Migration of innate immune cells is an essential mechanism for the resolution of tissue injuries and inflammation. This process is orchestrated by chemokines including IL-8 and SDF-1α that attract neutrophils and monocytes, respectively, to the site of damage. Dysregulation in this process can contribute to the development of conditions, such as asthma, arthritis and psoriasis.
We developed chemotaxis assays using blood-derived human neutrophils or monocytes to test the effects of drug candidates. Neutrophils were isolated from blood donors using Ficoll and dextran-based separation methods, while monocytes were separate with a CD14 magnetic bead-based approach. Isolated cells were seeded in the upper chamber of a 96-well transwell system containing 5.0 μm pore size, and cell migration to the lower chamber was determined by a luminescent-based ATP assay.
Neutrophils stimulated with IL-8 showed consistent and dose-dependent migration reaching a peak at 10 nM of IL-8 after 1 hour. This migratory effect was inhibited by the addition of the CXCR1/2 antagonist Sch527123 in a dose-dependent fashion. Monocytes showed a strong migratory response upon stimulation with SDF-1α after 4 hours. The addition of the CXCR4 antagonist AMD3100, resulted in a dose-dependent inhibition of SDF-1α-induced migration. IC50 values were consistent across donors demonstrating strong reproducibility for both assays.
Our data demonstrate a robust and donor independent chemokine-induced migration that is inhibited by selective compounds and provide a rapid method to evaluate the in vitro potency therapeutic candidates for the treatment of acute and chronic inflammatory diseases.
Lisa Scandiuzzi– Sr. Scientist, Charles River Laboratories
Monique Hazenoot– Scientist, Charles River Laboratories
Yasmin Habani– Scientist, Charles River Laboratories
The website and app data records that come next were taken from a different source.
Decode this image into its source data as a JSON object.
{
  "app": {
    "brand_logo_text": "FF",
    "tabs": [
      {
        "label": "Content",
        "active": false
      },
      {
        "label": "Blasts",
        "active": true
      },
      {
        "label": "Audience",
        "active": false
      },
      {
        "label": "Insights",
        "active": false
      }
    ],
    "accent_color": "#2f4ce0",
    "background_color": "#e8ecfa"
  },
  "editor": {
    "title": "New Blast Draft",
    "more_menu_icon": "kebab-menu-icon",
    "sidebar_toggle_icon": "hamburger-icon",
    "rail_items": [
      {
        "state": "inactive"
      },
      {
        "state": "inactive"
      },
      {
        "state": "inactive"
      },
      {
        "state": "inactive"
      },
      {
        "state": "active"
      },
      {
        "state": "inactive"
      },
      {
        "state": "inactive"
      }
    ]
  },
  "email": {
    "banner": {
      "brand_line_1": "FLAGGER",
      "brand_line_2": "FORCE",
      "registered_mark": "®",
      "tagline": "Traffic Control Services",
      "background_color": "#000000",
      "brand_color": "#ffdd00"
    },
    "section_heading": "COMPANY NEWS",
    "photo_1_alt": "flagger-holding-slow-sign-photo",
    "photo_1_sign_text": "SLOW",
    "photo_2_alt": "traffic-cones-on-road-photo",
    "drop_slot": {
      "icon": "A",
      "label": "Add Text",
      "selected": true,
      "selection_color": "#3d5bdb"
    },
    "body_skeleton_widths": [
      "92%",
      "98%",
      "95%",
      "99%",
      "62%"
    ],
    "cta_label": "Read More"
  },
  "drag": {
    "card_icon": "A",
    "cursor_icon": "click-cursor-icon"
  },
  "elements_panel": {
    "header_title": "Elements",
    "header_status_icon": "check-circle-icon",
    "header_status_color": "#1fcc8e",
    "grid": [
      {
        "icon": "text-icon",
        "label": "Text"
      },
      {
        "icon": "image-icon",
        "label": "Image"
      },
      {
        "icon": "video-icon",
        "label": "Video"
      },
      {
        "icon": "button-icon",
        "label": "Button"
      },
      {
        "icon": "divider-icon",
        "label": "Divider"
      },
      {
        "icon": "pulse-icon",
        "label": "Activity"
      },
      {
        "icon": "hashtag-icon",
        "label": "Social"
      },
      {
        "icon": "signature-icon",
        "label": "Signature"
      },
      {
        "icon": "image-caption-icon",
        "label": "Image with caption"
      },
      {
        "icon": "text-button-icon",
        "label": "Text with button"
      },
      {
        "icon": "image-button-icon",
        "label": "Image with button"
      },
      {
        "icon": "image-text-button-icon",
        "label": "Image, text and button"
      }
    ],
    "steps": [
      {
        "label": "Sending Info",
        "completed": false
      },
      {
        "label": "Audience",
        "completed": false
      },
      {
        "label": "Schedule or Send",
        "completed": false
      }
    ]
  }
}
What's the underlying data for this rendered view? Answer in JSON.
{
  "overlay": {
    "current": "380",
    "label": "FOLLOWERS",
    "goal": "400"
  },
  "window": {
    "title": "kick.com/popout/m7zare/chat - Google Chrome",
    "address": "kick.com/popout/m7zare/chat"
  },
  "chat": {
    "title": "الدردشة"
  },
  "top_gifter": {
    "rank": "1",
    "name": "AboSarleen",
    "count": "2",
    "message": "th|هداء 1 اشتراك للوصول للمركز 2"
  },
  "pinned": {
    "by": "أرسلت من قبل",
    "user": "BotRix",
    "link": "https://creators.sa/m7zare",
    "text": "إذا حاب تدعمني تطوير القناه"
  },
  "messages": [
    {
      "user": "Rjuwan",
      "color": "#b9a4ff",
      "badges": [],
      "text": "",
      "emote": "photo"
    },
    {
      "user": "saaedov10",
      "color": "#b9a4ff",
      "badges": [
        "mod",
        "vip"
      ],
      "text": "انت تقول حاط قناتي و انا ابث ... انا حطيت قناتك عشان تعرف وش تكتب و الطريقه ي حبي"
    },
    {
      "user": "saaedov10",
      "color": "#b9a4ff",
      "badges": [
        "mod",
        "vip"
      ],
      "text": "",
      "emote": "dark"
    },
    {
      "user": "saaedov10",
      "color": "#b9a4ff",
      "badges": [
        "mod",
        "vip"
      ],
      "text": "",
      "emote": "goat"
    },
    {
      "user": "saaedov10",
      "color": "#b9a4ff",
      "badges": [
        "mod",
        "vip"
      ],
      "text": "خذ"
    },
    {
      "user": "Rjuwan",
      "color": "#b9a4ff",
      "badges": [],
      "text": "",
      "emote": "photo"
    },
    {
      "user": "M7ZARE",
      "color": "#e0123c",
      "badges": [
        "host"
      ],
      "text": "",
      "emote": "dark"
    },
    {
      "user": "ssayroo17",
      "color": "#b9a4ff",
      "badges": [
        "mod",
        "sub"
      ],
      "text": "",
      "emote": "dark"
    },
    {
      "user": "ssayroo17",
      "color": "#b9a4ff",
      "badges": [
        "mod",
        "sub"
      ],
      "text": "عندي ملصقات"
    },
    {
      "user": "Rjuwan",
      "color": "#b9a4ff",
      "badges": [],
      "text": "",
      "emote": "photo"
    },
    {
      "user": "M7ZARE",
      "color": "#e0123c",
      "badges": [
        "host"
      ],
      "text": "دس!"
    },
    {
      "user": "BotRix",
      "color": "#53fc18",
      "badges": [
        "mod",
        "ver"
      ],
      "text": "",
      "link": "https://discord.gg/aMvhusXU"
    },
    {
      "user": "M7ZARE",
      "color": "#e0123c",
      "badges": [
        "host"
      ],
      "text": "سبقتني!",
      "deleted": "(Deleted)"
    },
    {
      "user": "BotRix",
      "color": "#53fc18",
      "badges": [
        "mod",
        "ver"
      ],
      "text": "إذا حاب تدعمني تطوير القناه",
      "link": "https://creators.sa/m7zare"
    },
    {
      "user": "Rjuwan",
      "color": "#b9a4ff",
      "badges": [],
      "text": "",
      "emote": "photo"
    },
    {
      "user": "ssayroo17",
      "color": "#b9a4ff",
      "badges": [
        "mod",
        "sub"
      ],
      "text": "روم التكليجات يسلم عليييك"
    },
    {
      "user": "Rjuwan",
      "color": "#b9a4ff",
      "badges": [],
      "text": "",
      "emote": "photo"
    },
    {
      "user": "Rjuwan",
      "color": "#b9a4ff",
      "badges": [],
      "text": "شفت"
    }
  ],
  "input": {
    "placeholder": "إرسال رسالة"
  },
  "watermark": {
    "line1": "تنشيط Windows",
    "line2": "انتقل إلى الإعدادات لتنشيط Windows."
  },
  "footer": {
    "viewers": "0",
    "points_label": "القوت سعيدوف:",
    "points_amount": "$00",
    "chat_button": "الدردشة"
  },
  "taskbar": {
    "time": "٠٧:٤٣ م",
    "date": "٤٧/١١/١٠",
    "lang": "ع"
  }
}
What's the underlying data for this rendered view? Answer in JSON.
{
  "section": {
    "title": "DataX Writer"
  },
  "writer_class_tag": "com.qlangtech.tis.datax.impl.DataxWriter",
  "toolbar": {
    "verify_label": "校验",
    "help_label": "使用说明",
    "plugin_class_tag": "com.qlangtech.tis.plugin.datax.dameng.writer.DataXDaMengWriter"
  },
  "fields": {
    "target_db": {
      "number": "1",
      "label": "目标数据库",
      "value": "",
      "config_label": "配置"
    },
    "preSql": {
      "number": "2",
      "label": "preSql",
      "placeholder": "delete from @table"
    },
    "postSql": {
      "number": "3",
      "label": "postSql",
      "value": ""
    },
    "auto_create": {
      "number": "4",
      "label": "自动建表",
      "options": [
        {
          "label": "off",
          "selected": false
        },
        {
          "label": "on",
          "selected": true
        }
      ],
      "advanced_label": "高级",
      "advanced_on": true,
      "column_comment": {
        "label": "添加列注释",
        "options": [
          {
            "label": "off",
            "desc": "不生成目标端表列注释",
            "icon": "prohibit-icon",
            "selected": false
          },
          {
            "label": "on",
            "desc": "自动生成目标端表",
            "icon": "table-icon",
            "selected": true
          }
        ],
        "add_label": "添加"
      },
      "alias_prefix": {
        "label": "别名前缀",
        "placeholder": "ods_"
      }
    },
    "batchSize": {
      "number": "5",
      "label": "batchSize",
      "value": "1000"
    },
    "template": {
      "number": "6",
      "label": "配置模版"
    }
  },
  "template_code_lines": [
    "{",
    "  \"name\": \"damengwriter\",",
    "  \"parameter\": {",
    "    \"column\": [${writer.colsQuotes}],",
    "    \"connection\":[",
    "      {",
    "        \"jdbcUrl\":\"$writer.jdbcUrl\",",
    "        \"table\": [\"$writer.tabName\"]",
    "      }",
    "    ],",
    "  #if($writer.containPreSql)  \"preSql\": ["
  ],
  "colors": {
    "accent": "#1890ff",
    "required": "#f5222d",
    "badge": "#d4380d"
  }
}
Sanne Demandt– Group Leader, Charles River Laboratories
Jeroen DeGroot– Senior Director, Charles River Laboratories
Jamil Aarbiou– Group Leader, Charles River Laboratories